Segment Open

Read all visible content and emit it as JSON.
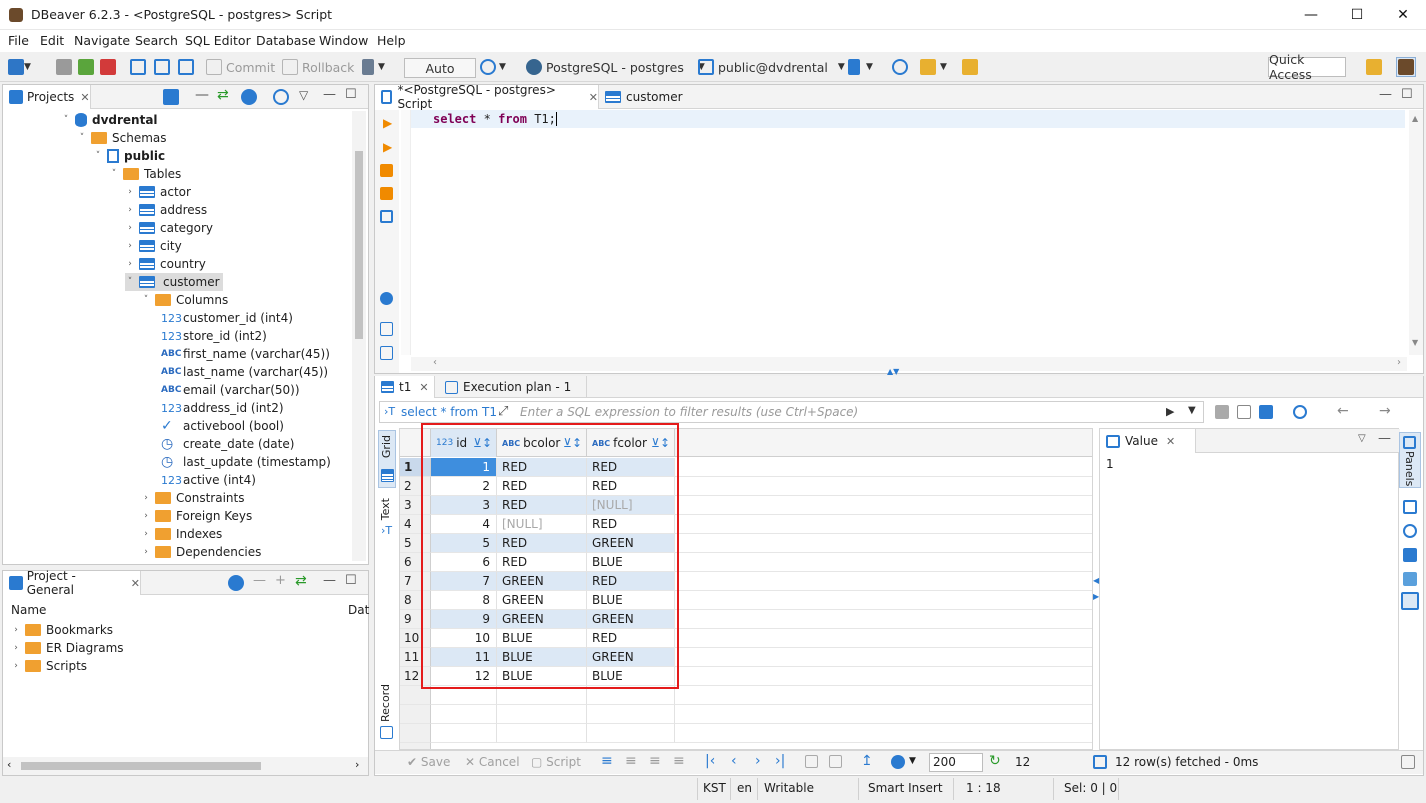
{
  "window": {
    "title": "DBeaver 6.2.3 - <PostgreSQL - postgres> Script"
  },
  "menu": [
    "File",
    "Edit",
    "Navigate",
    "Search",
    "SQL Editor",
    "Database",
    "Window",
    "Help"
  ],
  "toolbar": {
    "commit": "Commit",
    "rollback": "Rollback",
    "mode": "Auto",
    "connection": "PostgreSQL - postgres",
    "schema": "public@dvdrental",
    "quick_access": "Quick Access"
  },
  "projects": {
    "tab": "Projects",
    "tree": [
      {
        "label": "dvdrental",
        "level": 0,
        "icon": "database-icon",
        "bold": true,
        "tw": "v"
      },
      {
        "label": "Schemas",
        "level": 1,
        "icon": "folder-icon",
        "tw": "v"
      },
      {
        "label": "public",
        "level": 2,
        "icon": "schema-icon",
        "bold": true,
        "tw": "v"
      },
      {
        "label": "Tables",
        "level": 3,
        "icon": "folder-icon",
        "tw": "v"
      },
      {
        "label": "actor",
        "level": 4,
        "icon": "table-icon",
        "tw": ">"
      },
      {
        "label": "address",
        "level": 4,
        "icon": "table-icon",
        "tw": ">"
      },
      {
        "label": "category",
        "level": 4,
        "icon": "table-icon",
        "tw": ">"
      },
      {
        "label": "city",
        "level": 4,
        "icon": "table-icon",
        "tw": ">"
      },
      {
        "label": "country",
        "level": 4,
        "icon": "table-icon",
        "tw": ">"
      },
      {
        "label": "customer",
        "level": 4,
        "icon": "table-icon",
        "tw": "v",
        "selected": true
      },
      {
        "label": "Columns",
        "level": 5,
        "icon": "folder-icon",
        "tw": "v"
      },
      {
        "label": "customer_id (int4)",
        "level": 6,
        "icon": "123"
      },
      {
        "label": "store_id (int2)",
        "level": 6,
        "icon": "123"
      },
      {
        "label": "first_name (varchar(45))",
        "level": 6,
        "icon": "ABC"
      },
      {
        "label": "last_name (varchar(45))",
        "level": 6,
        "icon": "ABC"
      },
      {
        "label": "email (varchar(50))",
        "level": 6,
        "icon": "ABC"
      },
      {
        "label": "address_id (int2)",
        "level": 6,
        "icon": "123"
      },
      {
        "label": "activebool (bool)",
        "level": 6,
        "icon": "check"
      },
      {
        "label": "create_date (date)",
        "level": 6,
        "icon": "clock"
      },
      {
        "label": "last_update (timestamp)",
        "level": 6,
        "icon": "clock"
      },
      {
        "label": "active (int4)",
        "level": 6,
        "icon": "123"
      },
      {
        "label": "Constraints",
        "level": 5,
        "icon": "folder-icon",
        "tw": ">"
      },
      {
        "label": "Foreign Keys",
        "level": 5,
        "icon": "folder-icon",
        "tw": ">"
      },
      {
        "label": "Indexes",
        "level": 5,
        "icon": "folder-icon",
        "tw": ">"
      },
      {
        "label": "Dependencies",
        "level": 5,
        "icon": "folder-icon",
        "tw": ">"
      }
    ]
  },
  "project_general": {
    "tab": "Project - General",
    "col_name": "Name",
    "col_date": "Dat",
    "items": [
      "Bookmarks",
      "ER Diagrams",
      "Scripts"
    ]
  },
  "editor": {
    "tab_script": "*<PostgreSQL - postgres> Script",
    "tab_customer": "customer",
    "sql_kw1": "select",
    "sql_star": "*",
    "sql_kw2": "from",
    "sql_rest": "T1;"
  },
  "results": {
    "tab_t1": "t1",
    "tab_plan": "Execution plan - 1",
    "query_label": "select * from T1",
    "filter_placeholder": "Enter a SQL expression to filter results (use Ctrl+Space)",
    "columns": [
      {
        "type": "123",
        "name": "id"
      },
      {
        "type": "ABC",
        "name": "bcolor"
      },
      {
        "type": "ABC",
        "name": "fcolor"
      }
    ],
    "rows": [
      [
        "1",
        "RED",
        "RED"
      ],
      [
        "2",
        "RED",
        "RED"
      ],
      [
        "3",
        "RED",
        "[NULL]"
      ],
      [
        "4",
        "[NULL]",
        "RED"
      ],
      [
        "5",
        "RED",
        "GREEN"
      ],
      [
        "6",
        "RED",
        "BLUE"
      ],
      [
        "7",
        "GREEN",
        "RED"
      ],
      [
        "8",
        "GREEN",
        "BLUE"
      ],
      [
        "9",
        "GREEN",
        "GREEN"
      ],
      [
        "10",
        "BLUE",
        "RED"
      ],
      [
        "11",
        "BLUE",
        "GREEN"
      ],
      [
        "12",
        "BLUE",
        "BLUE"
      ]
    ],
    "side_tabs": {
      "grid": "Grid",
      "text": "Text",
      "record": "Record"
    },
    "value_panel": {
      "title": "Value",
      "content": "1"
    },
    "panels_label": "Panels",
    "bottom": {
      "save": "Save",
      "cancel": "Cancel",
      "script": "Script",
      "fetch_size": "200",
      "count": "12",
      "status": "12 row(s) fetched - 0ms"
    }
  },
  "statusbar": {
    "tz": "KST",
    "lang": "en",
    "mode": "Writable",
    "insert": "Smart Insert",
    "pos": "1 : 18",
    "sel": "Sel: 0 | 0"
  },
  "colors": {
    "highlight": "#e41b1b",
    "selection": "#3e8ede",
    "accent": "#2a7ad0"
  }
}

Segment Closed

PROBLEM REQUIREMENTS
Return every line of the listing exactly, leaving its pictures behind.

SOLUTION FOR THIS PROBLEM
Read all visible content and emit it as JSON.
{
  "window": {
    "title": "DBeaver 6.2.3 - <PostgreSQL - postgres> Script"
  },
  "menu": [
    "File",
    "Edit",
    "Navigate",
    "Search",
    "SQL Editor",
    "Database",
    "Window",
    "Help"
  ],
  "toolbar": {
    "commit": "Commit",
    "rollback": "Rollback",
    "mode": "Auto",
    "connection": "PostgreSQL - postgres",
    "schema": "public@dvdrental",
    "quick_access": "Quick Access"
  },
  "projects": {
    "tab": "Projects",
    "tree": [
      {
        "label": "dvdrental",
        "level": 0,
        "icon": "database-icon",
        "bold": true,
        "tw": "v"
      },
      {
        "label": "Schemas",
        "level": 1,
        "icon": "folder-icon",
        "tw": "v"
      },
      {
        "label": "public",
        "level": 2,
        "icon": "schema-icon",
        "bold": true,
        "tw": "v"
      },
      {
        "label": "Tables",
        "level": 3,
        "icon": "folder-icon",
        "tw": "v"
      },
      {
        "label": "actor",
        "level": 4,
        "icon": "table-icon",
        "tw": ">"
      },
      {
        "label": "address",
        "level": 4,
        "icon": "table-icon",
        "tw": ">"
      },
      {
        "label": "category",
        "level": 4,
        "icon": "table-icon",
        "tw": ">"
      },
      {
        "label": "city",
        "level": 4,
        "icon": "table-icon",
        "tw": ">"
      },
      {
        "label": "country",
        "level": 4,
        "icon": "table-icon",
        "tw": ">"
      },
      {
        "label": "customer",
        "level": 4,
        "icon": "table-icon",
        "tw": "v",
        "selected": true
      },
      {
        "label": "Columns",
        "level": 5,
        "icon": "folder-icon",
        "tw": "v"
      },
      {
        "label": "customer_id (int4)",
        "level": 6,
        "icon": "123"
      },
      {
        "label": "store_id (int2)",
        "level": 6,
        "icon": "123"
      },
      {
        "label": "first_name (varchar(45))",
        "level": 6,
        "icon": "ABC"
      },
      {
        "label": "last_name (varchar(45))",
        "level": 6,
        "icon": "ABC"
      },
      {
        "label": "email (varchar(50))",
        "level": 6,
        "icon": "ABC"
      },
      {
        "label": "address_id (int2)",
        "level": 6,
        "icon": "123"
      },
      {
        "label": "activebool (bool)",
        "level": 6,
        "icon": "check"
      },
      {
        "label": "create_date (date)",
        "level": 6,
        "icon": "clock"
      },
      {
        "label": "last_update (timestamp)",
        "level": 6,
        "icon": "clock"
      },
      {
        "label": "active (int4)",
        "level": 6,
        "icon": "123"
      },
      {
        "label": "Constraints",
        "level": 5,
        "icon": "folder-icon",
        "tw": ">"
      },
      {
        "label": "Foreign Keys",
        "level": 5,
        "icon": "folder-icon",
        "tw": ">"
      },
      {
        "label": "Indexes",
        "level": 5,
        "icon": "folder-icon",
        "tw": ">"
      },
      {
        "label": "Dependencies",
        "level": 5,
        "icon": "folder-icon",
        "tw": ">"
      }
    ]
  },
  "project_general": {
    "tab": "Project - General",
    "col_name": "Name",
    "col_date": "Dat",
    "items": [
      "Bookmarks",
      "ER Diagrams",
      "Scripts"
    ]
  },
  "editor": {
    "tab_script": "*<PostgreSQL - postgres> Script",
    "tab_customer": "customer",
    "sql_kw1": "select",
    "sql_star": "*",
    "sql_kw2": "from",
    "sql_rest": "T1;"
  },
  "results": {
    "tab_t1": "t1",
    "tab_plan": "Execution plan - 1",
    "query_label": "select * from T1",
    "filter_placeholder": "Enter a SQL expression to filter results (use Ctrl+Space)",
    "columns": [
      {
        "type": "123",
        "name": "id"
      },
      {
        "type": "ABC",
        "name": "bcolor"
      },
      {
        "type": "ABC",
        "name": "fcolor"
      }
    ],
    "rows": [
      [
        "1",
        "RED",
        "RED"
      ],
      [
        "2",
        "RED",
        "RED"
      ],
      [
        "3",
        "RED",
        "[NULL]"
      ],
      [
        "4",
        "[NULL]",
        "RED"
      ],
      [
        "5",
        "RED",
        "GREEN"
      ],
      [
        "6",
        "RED",
        "BLUE"
      ],
      [
        "7",
        "GREEN",
        "RED"
      ],
      [
        "8",
        "GREEN",
        "BLUE"
      ],
      [
        "9",
        "GREEN",
        "GREEN"
      ],
      [
        "10",
        "BLUE",
        "RED"
      ],
      [
        "11",
        "BLUE",
        "GREEN"
      ],
      [
        "12",
        "BLUE",
        "BLUE"
      ]
    ],
    "side_tabs": {
      "grid": "Grid",
      "text": "Text",
      "record": "Record"
    },
    "value_panel": {
      "title": "Value",
      "content": "1"
    },
    "panels_label": "Panels",
    "bottom": {
      "save": "Save",
      "cancel": "Cancel",
      "script": "Script",
      "fetch_size": "200",
      "count": "12",
      "status": "12 row(s) fetched - 0ms"
    }
  },
  "statusbar": {
    "tz": "KST",
    "lang": "en",
    "mode": "Writable",
    "insert": "Smart Insert",
    "pos": "1 : 18",
    "sel": "Sel: 0 | 0"
  },
  "colors": {
    "highlight": "#e41b1b",
    "selection": "#3e8ede",
    "accent": "#2a7ad0"
  }
}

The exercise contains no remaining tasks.